Work out the count of lines in the listing below that include "JSON". Give that count alone.

"""

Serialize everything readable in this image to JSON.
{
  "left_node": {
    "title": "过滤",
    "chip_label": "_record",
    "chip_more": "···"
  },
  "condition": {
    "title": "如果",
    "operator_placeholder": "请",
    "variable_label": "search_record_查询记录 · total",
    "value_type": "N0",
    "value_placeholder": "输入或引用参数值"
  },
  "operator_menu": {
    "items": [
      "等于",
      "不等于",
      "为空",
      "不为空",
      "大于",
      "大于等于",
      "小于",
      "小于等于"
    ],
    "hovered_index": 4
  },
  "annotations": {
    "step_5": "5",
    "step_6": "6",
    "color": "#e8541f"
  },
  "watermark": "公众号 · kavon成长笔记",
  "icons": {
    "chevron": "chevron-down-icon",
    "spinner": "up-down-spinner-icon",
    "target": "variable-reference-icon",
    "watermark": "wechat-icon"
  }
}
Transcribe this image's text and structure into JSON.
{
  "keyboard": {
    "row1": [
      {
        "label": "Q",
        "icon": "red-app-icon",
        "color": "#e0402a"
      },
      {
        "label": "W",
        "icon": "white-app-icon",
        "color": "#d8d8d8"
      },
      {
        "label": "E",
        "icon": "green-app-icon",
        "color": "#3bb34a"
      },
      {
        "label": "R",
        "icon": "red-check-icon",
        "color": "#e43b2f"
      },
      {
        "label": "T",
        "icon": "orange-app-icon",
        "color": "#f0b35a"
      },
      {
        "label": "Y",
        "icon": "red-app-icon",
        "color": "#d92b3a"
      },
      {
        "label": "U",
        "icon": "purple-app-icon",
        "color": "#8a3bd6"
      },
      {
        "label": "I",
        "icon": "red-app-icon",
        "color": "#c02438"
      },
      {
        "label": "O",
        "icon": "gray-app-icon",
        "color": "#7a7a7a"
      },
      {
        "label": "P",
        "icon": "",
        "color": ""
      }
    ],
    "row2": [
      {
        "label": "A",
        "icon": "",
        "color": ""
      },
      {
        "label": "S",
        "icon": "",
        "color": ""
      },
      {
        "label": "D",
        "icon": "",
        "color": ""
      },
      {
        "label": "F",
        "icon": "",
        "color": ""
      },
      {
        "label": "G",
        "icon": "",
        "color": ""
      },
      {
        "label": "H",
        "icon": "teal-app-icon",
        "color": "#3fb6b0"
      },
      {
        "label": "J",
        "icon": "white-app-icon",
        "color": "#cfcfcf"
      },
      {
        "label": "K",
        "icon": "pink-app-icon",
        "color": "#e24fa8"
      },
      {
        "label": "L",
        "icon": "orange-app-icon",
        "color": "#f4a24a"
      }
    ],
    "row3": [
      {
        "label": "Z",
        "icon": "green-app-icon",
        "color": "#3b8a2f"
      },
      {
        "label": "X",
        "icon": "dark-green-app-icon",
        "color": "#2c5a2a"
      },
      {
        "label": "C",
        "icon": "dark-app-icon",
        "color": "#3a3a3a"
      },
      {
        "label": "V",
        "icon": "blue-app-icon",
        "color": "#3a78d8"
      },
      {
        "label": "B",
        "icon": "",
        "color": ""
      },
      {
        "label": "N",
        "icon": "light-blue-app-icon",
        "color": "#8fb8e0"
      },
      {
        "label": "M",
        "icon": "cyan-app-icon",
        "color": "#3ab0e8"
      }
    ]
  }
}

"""

§ ANSWER BOX
2